Record excerpts:
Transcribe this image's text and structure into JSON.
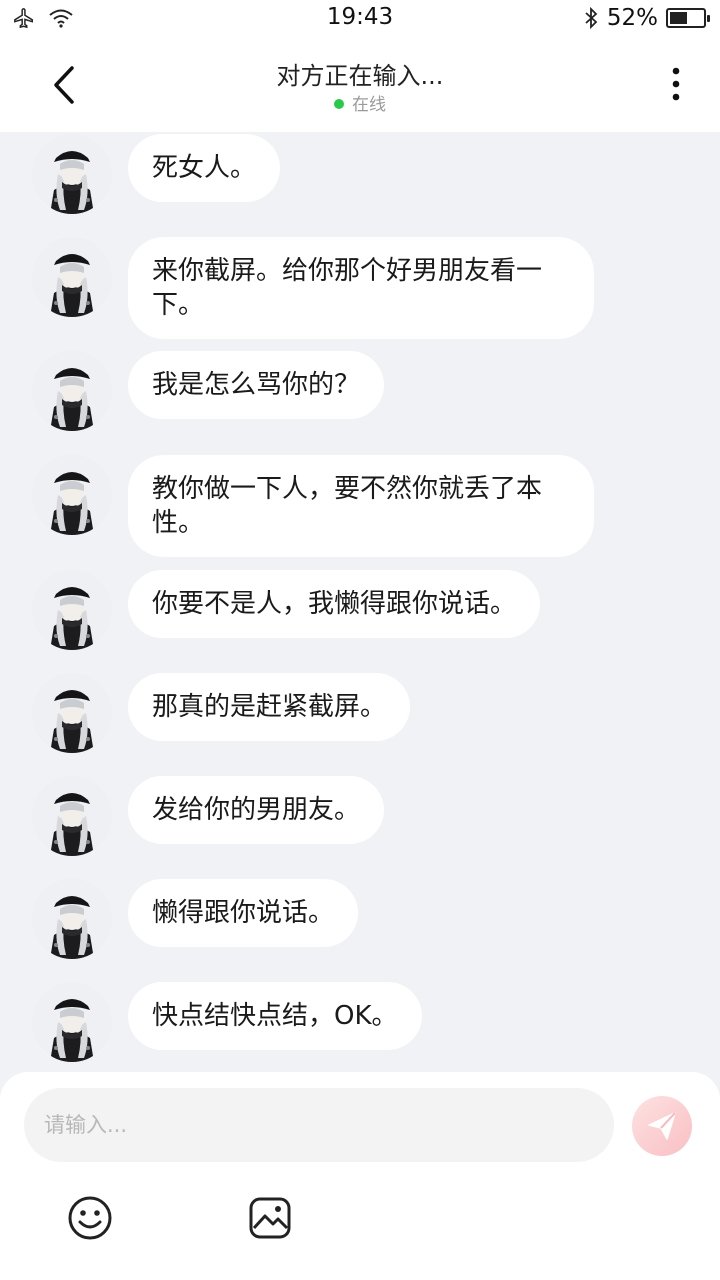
{
  "status_bar": {
    "time": "19:43",
    "battery_text": "52%",
    "battery_level": 0.52,
    "icons": [
      "airplane-icon",
      "wifi-icon",
      "bluetooth-icon",
      "battery-icon"
    ]
  },
  "header": {
    "title": "对方正在输入...",
    "status": "在线",
    "online_color": "#2ac94a",
    "icons": [
      "back-icon",
      "more-icon"
    ]
  },
  "messages": [
    {
      "text": "死女人。"
    },
    {
      "text": "来你截屏。给你那个好男朋友看一下。"
    },
    {
      "text": "我是怎么骂你的？"
    },
    {
      "text": "教你做一下人，要不然你就丢了本性。"
    },
    {
      "text": "你要不是人，我懒得跟你说话。"
    },
    {
      "text": "那真的是赶紧截屏。"
    },
    {
      "text": "发给你的男朋友。"
    },
    {
      "text": "懒得跟你说话。"
    },
    {
      "text": "快点结快点结，OK。"
    }
  ],
  "composer": {
    "placeholder": "请输入...",
    "icons": [
      "send-icon",
      "emoji-icon",
      "image-icon"
    ]
  }
}
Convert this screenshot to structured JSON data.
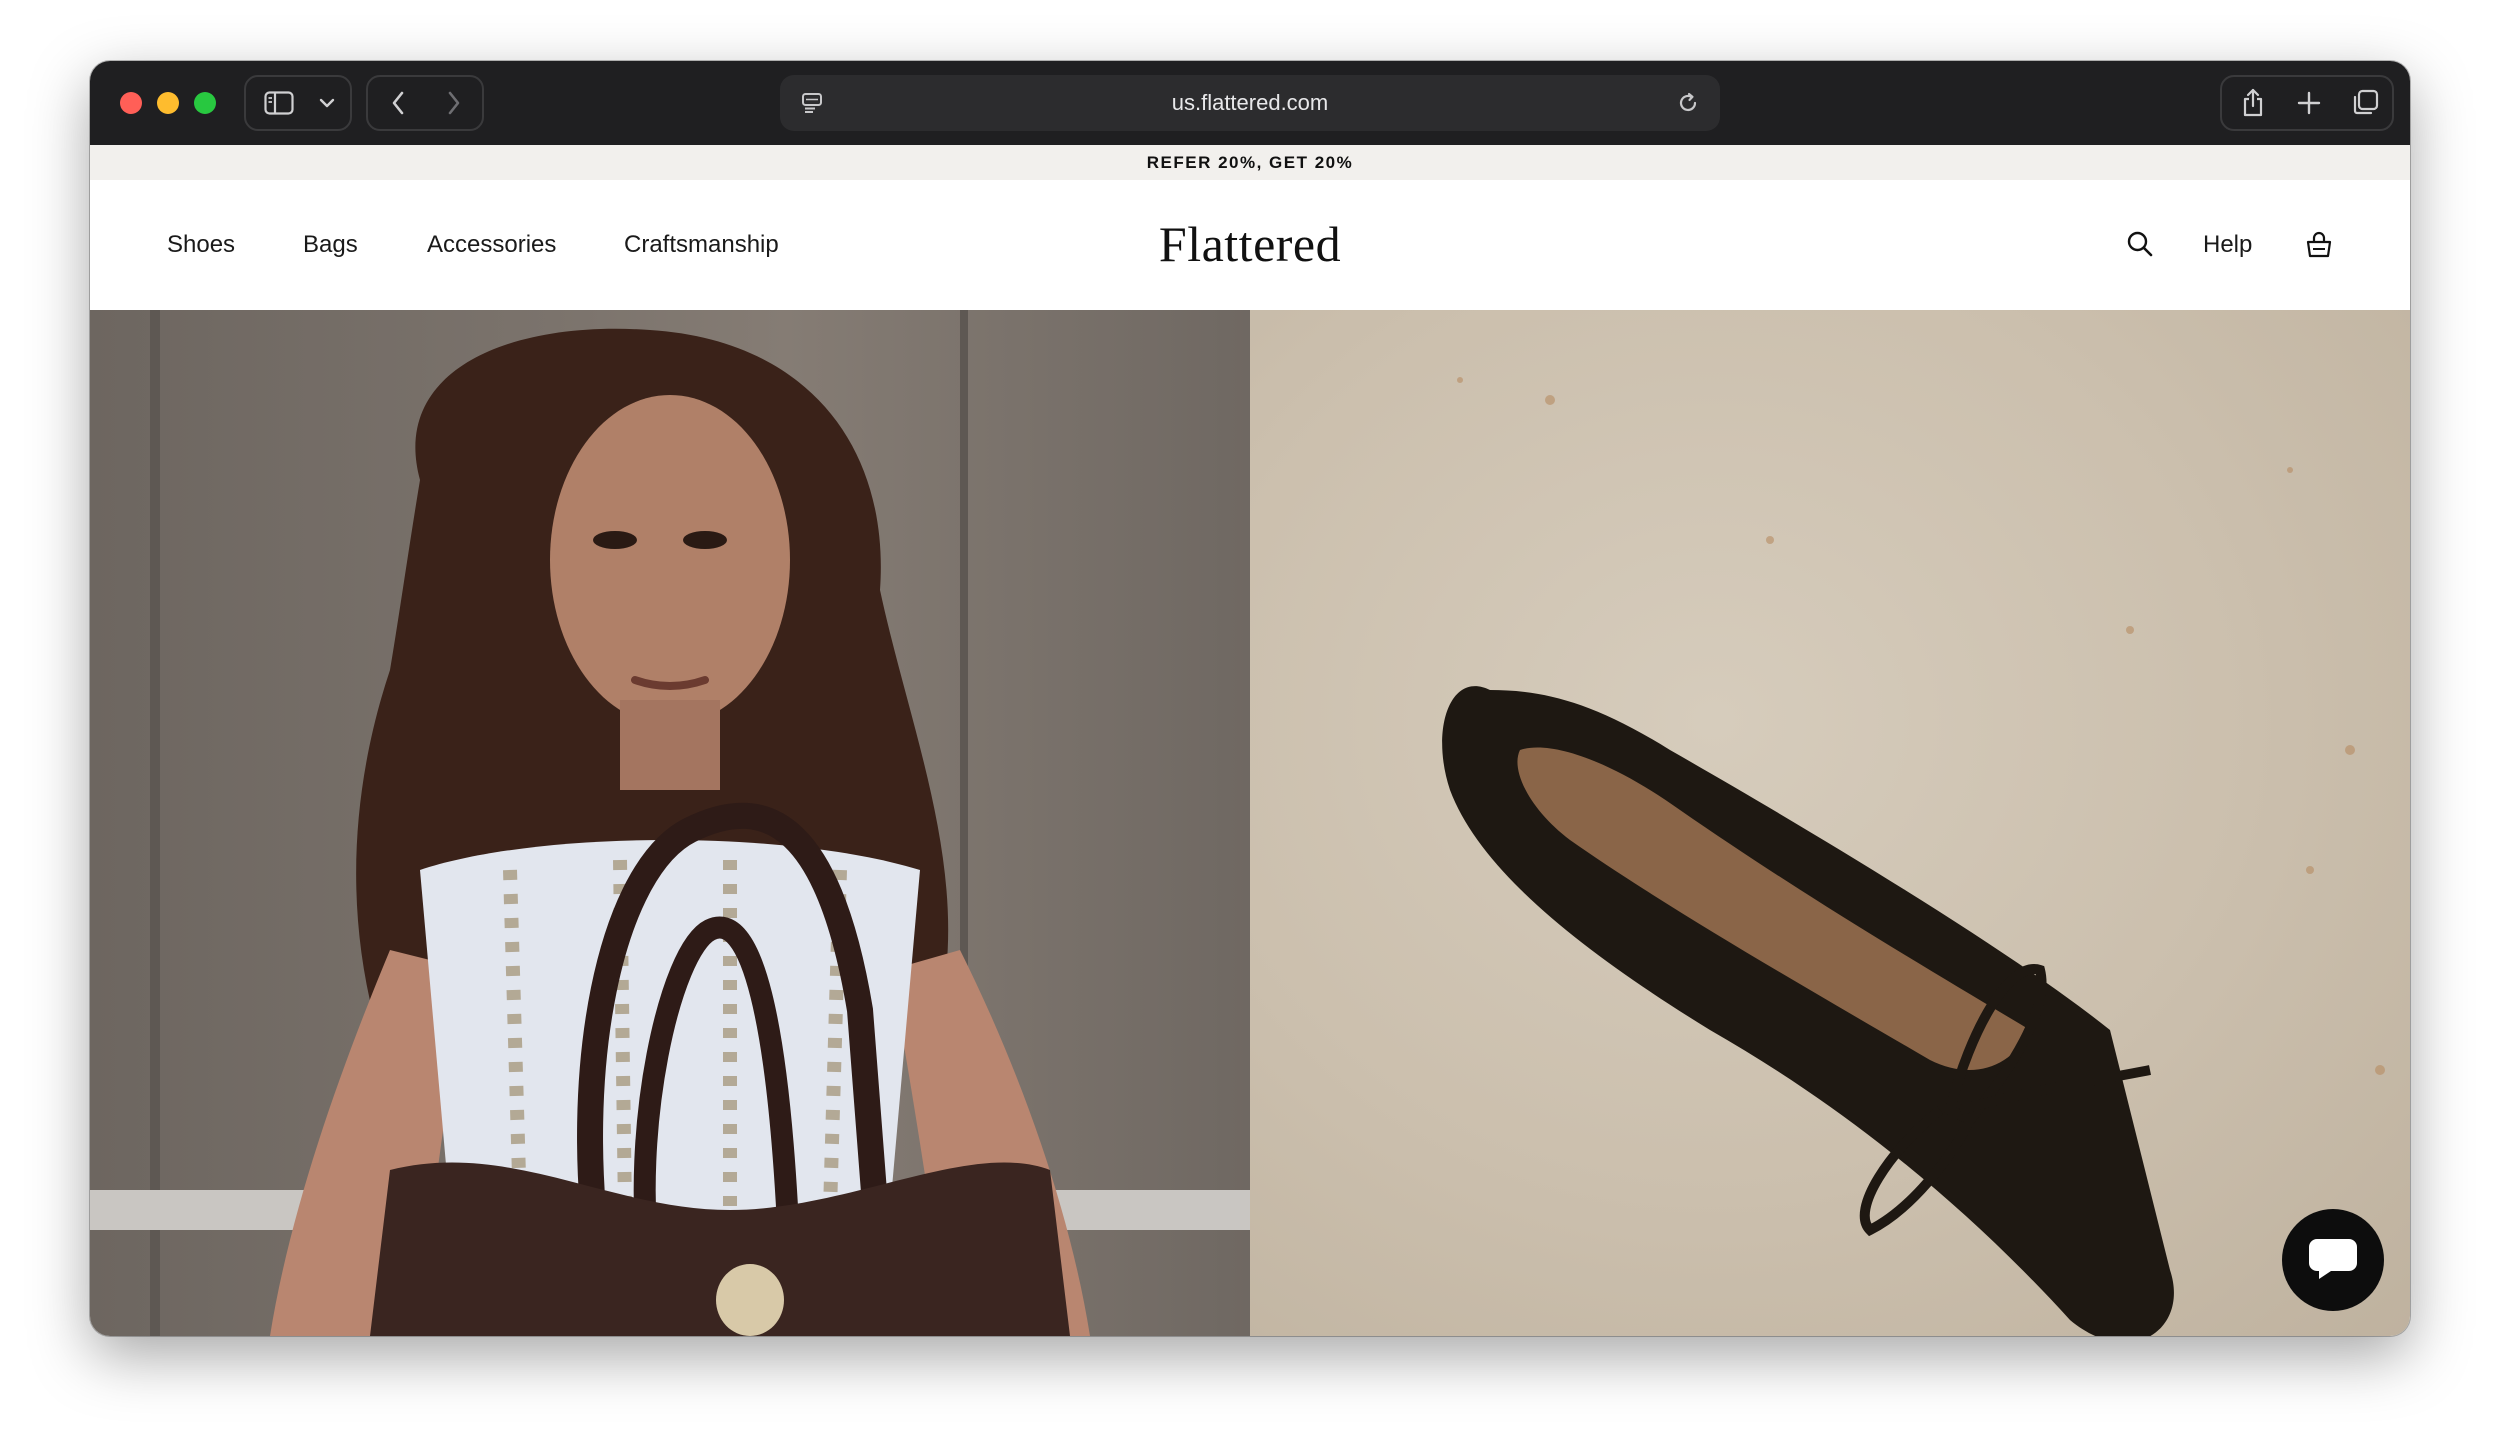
{
  "browser": {
    "url": "us.flattered.com",
    "icons": {
      "sidebar": "sidebar-icon",
      "dropdown": "chevron-down-icon",
      "back": "chevron-left-icon",
      "forward": "chevron-right-icon",
      "page_menu": "page-menu-icon",
      "reload": "reload-icon",
      "share": "share-icon",
      "new_tab": "plus-icon",
      "tabs": "tabs-icon"
    }
  },
  "announcement": {
    "text": "REFER 20%, GET 20%"
  },
  "header": {
    "nav": [
      "Shoes",
      "Bags",
      "Accessories",
      "Craftsmanship"
    ],
    "logo": "Flattered",
    "help": "Help",
    "icons": {
      "search": "search-icon",
      "cart": "shopping-bag-icon"
    }
  },
  "hero": {
    "left_image": "model-with-handbag-photo",
    "right_image": "black-ballet-flat-photo"
  },
  "chat": {
    "icon": "chat-bubble-icon"
  },
  "colors": {
    "toolbar": "#1f1f21",
    "announcement_bg": "#f2f0ed",
    "text": "#111111",
    "chat_button": "#0d0d0d"
  }
}
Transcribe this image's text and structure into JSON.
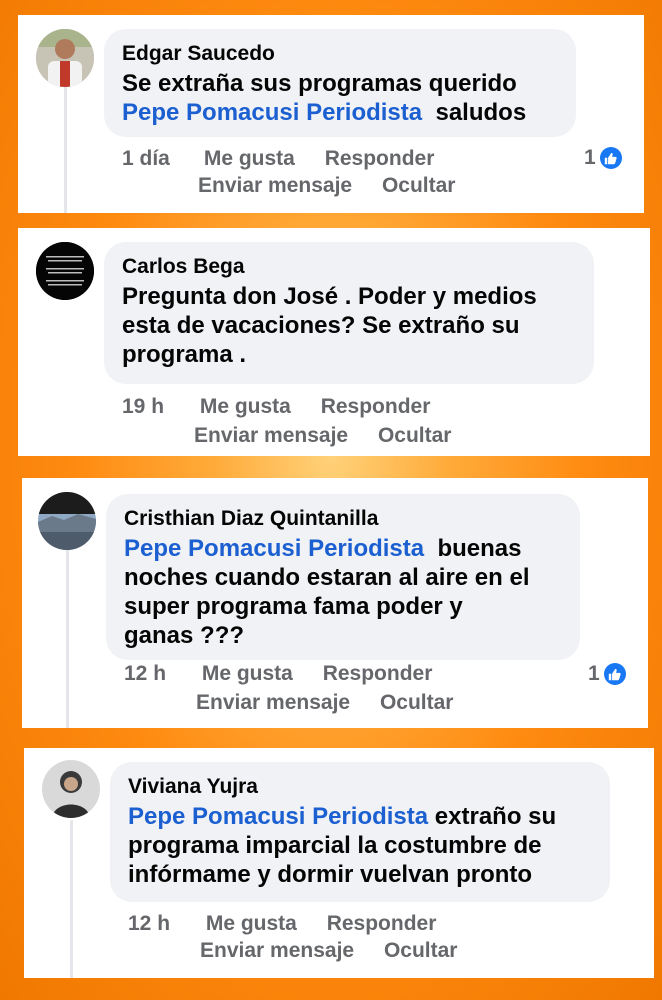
{
  "comments": [
    {
      "author": "Edgar Saucedo",
      "text_before": "Se extraña sus programas querido",
      "mention": "Pepe Pomacusi Periodista",
      "text_after": "saludos",
      "time": "1 día",
      "like": "Me gusta",
      "reply": "Responder",
      "send": "Enviar mensaje",
      "hide": "Ocultar",
      "reactions": "1"
    },
    {
      "author": "Carlos Bega",
      "text": "Pregunta don José . Poder y medios esta de vacaciones? Se extraño su programa .",
      "text_lines": [
        "Pregunta don José . Poder y medios",
        "esta de vacaciones? Se extraño su",
        "programa ."
      ],
      "time": "19 h",
      "like": "Me gusta",
      "reply": "Responder",
      "send": "Enviar mensaje",
      "hide": "Ocultar"
    },
    {
      "author": "Cristhian Diaz Quintanilla",
      "mention": "Pepe Pomacusi Periodista",
      "text_after_1": "buenas",
      "text_lines": [
        "noches cuando estaran al aire en el",
        "super programa fama poder y",
        "ganas ???"
      ],
      "time": "12 h",
      "like": "Me gusta",
      "reply": "Responder",
      "send": "Enviar mensaje",
      "hide": "Ocultar",
      "reactions": "1"
    },
    {
      "author": "Viviana Yujra",
      "mention": "Pepe Pomacusi Periodista",
      "text_after_1": "extraño su",
      "text_lines": [
        "programa imparcial la costumbre de",
        "infórmame y dormir vuelvan pronto"
      ],
      "time": "12 h",
      "like": "Me gusta",
      "reply": "Responder",
      "send": "Enviar mensaje",
      "hide": "Ocultar"
    }
  ],
  "colors": {
    "mention": "#1b5fd1",
    "like_badge": "#1877f2",
    "muted": "#65676b"
  }
}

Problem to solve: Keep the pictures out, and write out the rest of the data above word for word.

Exercise answer:
Transcribe this image's text and structure into JSON.
{
  "status_bar": {
    "time": "19:43",
    "battery_text": "52%",
    "battery_level": 0.52,
    "icons": [
      "airplane-icon",
      "wifi-icon",
      "bluetooth-icon",
      "battery-icon"
    ]
  },
  "header": {
    "title": "对方正在输入...",
    "status": "在线",
    "online_color": "#2ac94a",
    "icons": [
      "back-icon",
      "more-icon"
    ]
  },
  "messages": [
    {
      "text": "死女人。"
    },
    {
      "text": "来你截屏。给你那个好男朋友看一下。"
    },
    {
      "text": "我是怎么骂你的？"
    },
    {
      "text": "教你做一下人，要不然你就丢了本性。"
    },
    {
      "text": "你要不是人，我懒得跟你说话。"
    },
    {
      "text": "那真的是赶紧截屏。"
    },
    {
      "text": "发给你的男朋友。"
    },
    {
      "text": "懒得跟你说话。"
    },
    {
      "text": "快点结快点结，OK。"
    }
  ],
  "composer": {
    "placeholder": "请输入...",
    "icons": [
      "send-icon",
      "emoji-icon",
      "image-icon"
    ]
  }
}
Convert this screenshot to structured JSON data.
{
  "browser": {
    "url": "us.flattered.com",
    "icons": {
      "sidebar": "sidebar-icon",
      "dropdown": "chevron-down-icon",
      "back": "chevron-left-icon",
      "forward": "chevron-right-icon",
      "page_menu": "page-menu-icon",
      "reload": "reload-icon",
      "share": "share-icon",
      "new_tab": "plus-icon",
      "tabs": "tabs-icon"
    }
  },
  "announcement": {
    "text": "REFER 20%, GET 20%"
  },
  "header": {
    "nav": [
      "Shoes",
      "Bags",
      "Accessories",
      "Craftsmanship"
    ],
    "logo": "Flattered",
    "help": "Help",
    "icons": {
      "search": "search-icon",
      "cart": "shopping-bag-icon"
    }
  },
  "hero": {
    "left_image": "model-with-handbag-photo",
    "right_image": "black-ballet-flat-photo"
  },
  "chat": {
    "icon": "chat-bubble-icon"
  },
  "colors": {
    "toolbar": "#1f1f21",
    "announcement_bg": "#f2f0ed",
    "text": "#111111",
    "chat_button": "#0d0d0d"
  }
}
Transcribe this image's text and structure into JSON.
{
  "comments": [
    {
      "author": "Edgar Saucedo",
      "text_before": "Se extraña sus programas querido",
      "mention": "Pepe Pomacusi Periodista",
      "text_after": "saludos",
      "time": "1 día",
      "like": "Me gusta",
      "reply": "Responder",
      "send": "Enviar mensaje",
      "hide": "Ocultar",
      "reactions": "1"
    },
    {
      "author": "Carlos Bega",
      "text": "Pregunta don José . Poder y medios esta de vacaciones? Se extraño su programa .",
      "text_lines": [
        "Pregunta don José . Poder y medios",
        "esta de vacaciones? Se extraño su",
        "programa ."
      ],
      "time": "19 h",
      "like": "Me gusta",
      "reply": "Responder",
      "send": "Enviar mensaje",
      "hide": "Ocultar"
    },
    {
      "author": "Cristhian Diaz Quintanilla",
      "mention": "Pepe Pomacusi Periodista",
      "text_after_1": "buenas",
      "text_lines": [
        "noches cuando estaran al aire en el",
        "super programa fama poder y",
        "ganas ???"
      ],
      "time": "12 h",
      "like": "Me gusta",
      "reply": "Responder",
      "send": "Enviar mensaje",
      "hide": "Ocultar",
      "reactions": "1"
    },
    {
      "author": "Viviana Yujra",
      "mention": "Pepe Pomacusi Periodista",
      "text_after_1": "extraño su",
      "text_lines": [
        "programa imparcial la costumbre de",
        "infórmame y dormir vuelvan pronto"
      ],
      "time": "12 h",
      "like": "Me gusta",
      "reply": "Responder",
      "send": "Enviar mensaje",
      "hide": "Ocultar"
    }
  ],
  "colors": {
    "mention": "#1b5fd1",
    "like_badge": "#1877f2",
    "muted": "#65676b"
  }
}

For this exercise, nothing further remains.